*** Opening RECORDS FOR THE EXERCISE ***
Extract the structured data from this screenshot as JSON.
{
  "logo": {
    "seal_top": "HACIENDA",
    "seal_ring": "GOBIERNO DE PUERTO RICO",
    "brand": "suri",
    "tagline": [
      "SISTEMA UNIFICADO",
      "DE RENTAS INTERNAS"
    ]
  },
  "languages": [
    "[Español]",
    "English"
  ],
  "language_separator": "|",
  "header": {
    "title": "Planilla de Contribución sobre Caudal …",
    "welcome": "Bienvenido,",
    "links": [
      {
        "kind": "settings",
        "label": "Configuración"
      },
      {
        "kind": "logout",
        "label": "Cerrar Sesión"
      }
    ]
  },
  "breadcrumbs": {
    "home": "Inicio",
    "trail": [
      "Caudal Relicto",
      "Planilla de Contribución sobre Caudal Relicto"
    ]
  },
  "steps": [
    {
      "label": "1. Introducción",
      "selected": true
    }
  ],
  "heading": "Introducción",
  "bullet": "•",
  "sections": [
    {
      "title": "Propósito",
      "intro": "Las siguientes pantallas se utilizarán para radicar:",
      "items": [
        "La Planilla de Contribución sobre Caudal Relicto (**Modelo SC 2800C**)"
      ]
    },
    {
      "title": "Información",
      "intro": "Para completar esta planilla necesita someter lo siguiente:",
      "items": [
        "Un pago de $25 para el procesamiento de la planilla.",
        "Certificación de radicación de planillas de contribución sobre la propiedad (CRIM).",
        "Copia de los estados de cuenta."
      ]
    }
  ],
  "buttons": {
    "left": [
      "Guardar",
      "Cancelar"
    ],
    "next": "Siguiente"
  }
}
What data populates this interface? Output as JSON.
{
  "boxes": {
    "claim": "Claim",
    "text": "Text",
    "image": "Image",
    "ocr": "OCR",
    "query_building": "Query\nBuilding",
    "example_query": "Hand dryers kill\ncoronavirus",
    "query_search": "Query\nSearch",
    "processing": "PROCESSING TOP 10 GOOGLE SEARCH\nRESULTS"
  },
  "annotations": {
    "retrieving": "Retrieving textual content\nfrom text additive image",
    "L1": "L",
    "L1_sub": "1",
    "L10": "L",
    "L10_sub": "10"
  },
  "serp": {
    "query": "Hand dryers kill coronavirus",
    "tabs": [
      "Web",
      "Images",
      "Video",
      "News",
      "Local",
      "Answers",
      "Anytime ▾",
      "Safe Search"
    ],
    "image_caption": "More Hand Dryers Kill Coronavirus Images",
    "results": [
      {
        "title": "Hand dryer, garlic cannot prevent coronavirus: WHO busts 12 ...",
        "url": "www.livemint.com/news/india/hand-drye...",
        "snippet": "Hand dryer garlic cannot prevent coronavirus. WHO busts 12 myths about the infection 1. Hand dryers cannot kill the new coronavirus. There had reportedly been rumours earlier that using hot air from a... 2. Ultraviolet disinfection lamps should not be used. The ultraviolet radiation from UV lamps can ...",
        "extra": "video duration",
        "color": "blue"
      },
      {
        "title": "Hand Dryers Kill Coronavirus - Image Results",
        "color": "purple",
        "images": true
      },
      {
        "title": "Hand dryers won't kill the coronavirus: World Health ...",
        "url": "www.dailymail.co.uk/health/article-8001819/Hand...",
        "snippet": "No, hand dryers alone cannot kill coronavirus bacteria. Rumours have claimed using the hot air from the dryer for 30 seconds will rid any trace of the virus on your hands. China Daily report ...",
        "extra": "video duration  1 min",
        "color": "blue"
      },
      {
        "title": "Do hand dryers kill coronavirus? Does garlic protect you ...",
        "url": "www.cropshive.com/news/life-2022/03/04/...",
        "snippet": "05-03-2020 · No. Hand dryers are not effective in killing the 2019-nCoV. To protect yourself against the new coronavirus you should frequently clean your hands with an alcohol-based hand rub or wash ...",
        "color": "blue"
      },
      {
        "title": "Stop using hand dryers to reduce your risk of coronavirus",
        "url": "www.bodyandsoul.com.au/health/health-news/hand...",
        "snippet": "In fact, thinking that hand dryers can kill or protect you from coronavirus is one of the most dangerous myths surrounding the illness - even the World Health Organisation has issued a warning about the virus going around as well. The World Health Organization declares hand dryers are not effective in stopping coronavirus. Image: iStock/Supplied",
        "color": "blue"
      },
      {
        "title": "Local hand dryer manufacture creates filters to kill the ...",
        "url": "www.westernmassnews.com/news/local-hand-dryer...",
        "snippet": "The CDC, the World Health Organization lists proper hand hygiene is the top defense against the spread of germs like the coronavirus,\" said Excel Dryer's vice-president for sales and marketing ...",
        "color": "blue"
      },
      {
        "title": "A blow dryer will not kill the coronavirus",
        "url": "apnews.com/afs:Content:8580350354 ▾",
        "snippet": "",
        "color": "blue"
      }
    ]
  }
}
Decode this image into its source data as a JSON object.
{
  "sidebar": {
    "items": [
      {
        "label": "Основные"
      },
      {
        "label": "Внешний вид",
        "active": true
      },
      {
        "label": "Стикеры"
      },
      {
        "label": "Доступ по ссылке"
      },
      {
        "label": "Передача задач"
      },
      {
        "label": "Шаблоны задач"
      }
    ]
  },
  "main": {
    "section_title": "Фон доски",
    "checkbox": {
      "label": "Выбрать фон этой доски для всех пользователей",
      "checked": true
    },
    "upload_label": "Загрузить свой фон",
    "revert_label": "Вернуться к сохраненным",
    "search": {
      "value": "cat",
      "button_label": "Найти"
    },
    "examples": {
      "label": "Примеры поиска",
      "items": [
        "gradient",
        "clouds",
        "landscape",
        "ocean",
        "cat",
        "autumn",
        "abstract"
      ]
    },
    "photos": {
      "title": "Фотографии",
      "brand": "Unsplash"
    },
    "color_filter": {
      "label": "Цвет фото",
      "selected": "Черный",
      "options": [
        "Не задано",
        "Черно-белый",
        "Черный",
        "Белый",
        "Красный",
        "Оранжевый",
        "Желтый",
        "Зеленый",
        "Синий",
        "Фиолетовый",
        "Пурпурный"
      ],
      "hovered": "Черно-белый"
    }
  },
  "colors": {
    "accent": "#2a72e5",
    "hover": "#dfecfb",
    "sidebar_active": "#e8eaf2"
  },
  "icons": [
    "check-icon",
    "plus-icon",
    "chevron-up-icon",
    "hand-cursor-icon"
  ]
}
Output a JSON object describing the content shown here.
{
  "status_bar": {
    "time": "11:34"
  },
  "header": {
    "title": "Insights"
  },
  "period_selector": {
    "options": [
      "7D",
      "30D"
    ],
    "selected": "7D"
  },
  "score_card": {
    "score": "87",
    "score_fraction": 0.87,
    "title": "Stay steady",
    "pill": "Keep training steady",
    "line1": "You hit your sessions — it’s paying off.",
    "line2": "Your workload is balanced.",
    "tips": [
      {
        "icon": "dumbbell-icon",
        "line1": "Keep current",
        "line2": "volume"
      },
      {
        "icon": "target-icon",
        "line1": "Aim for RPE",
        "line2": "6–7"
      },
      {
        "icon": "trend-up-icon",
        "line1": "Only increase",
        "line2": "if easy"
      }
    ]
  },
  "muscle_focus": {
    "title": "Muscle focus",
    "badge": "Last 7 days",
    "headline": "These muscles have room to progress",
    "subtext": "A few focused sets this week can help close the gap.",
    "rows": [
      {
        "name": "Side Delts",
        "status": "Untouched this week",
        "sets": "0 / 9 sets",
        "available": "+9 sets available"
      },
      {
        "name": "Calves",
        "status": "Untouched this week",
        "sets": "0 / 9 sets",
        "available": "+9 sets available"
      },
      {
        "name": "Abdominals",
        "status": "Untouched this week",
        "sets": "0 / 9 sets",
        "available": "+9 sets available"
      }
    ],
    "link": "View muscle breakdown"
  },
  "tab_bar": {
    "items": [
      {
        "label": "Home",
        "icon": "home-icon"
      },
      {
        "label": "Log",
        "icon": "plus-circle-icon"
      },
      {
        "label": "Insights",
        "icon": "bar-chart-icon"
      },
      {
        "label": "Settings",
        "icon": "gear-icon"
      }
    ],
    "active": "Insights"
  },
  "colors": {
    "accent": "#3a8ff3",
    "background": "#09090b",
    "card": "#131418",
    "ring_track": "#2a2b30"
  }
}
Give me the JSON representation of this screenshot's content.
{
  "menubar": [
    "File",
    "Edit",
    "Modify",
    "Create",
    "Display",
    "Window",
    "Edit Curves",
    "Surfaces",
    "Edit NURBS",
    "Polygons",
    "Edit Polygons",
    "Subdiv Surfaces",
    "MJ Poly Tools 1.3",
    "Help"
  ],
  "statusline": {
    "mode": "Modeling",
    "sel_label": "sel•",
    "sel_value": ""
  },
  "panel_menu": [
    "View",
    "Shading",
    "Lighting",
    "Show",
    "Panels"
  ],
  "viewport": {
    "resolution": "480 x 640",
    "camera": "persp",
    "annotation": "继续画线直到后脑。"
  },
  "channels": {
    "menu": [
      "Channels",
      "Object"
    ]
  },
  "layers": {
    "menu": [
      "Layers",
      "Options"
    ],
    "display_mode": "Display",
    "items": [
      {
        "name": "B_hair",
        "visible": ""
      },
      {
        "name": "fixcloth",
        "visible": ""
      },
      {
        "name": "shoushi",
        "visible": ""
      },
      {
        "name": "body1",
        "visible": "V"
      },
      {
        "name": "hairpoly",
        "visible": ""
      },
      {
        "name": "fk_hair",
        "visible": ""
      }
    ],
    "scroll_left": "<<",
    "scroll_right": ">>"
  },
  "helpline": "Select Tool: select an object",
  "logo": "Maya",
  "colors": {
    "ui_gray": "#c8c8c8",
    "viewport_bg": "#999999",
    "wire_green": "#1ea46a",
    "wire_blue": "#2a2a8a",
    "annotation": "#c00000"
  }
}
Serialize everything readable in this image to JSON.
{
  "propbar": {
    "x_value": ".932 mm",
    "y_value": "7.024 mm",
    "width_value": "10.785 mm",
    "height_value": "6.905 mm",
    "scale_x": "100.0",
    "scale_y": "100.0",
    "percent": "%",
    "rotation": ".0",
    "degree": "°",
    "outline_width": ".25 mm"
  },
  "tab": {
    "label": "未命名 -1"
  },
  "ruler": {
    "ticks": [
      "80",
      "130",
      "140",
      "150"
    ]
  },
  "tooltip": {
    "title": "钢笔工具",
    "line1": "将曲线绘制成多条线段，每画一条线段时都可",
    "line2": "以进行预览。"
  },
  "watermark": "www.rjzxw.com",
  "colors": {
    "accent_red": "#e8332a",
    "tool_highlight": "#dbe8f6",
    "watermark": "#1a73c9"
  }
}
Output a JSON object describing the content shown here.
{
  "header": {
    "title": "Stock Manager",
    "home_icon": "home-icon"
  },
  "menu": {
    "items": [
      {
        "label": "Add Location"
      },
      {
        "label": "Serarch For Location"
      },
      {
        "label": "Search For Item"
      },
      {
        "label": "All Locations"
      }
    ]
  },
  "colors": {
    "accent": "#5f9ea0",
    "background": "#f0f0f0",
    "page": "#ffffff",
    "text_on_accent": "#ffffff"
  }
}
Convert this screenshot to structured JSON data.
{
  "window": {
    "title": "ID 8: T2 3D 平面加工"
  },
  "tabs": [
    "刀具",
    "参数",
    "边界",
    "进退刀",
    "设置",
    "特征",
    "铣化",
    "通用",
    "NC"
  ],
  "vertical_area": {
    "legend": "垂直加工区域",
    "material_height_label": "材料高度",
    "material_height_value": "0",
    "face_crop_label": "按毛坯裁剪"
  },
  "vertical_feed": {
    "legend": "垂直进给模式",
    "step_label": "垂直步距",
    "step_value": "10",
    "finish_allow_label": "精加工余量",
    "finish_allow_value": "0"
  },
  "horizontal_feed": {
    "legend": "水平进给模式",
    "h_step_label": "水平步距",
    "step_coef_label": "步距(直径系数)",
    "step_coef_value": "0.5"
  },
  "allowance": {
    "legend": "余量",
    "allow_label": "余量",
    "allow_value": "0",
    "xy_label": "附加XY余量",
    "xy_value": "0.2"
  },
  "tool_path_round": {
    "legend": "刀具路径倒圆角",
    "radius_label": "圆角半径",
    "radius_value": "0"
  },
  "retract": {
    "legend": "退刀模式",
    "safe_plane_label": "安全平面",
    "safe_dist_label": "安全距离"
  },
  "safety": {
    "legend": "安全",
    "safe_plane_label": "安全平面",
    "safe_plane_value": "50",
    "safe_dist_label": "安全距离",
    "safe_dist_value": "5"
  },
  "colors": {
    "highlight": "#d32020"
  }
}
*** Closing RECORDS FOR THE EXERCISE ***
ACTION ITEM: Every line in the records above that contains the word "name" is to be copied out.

ANSWER TO THE EXERCISE:
        "name": "Side Delts",
        "name": "Calves",
        "name": "Abdominals",
        "name": "B_hair",
        "name": "fixcloth",
        "name": "shoushi",
        "name": "body1",
        "name": "hairpoly",
        "name": "fk_hair",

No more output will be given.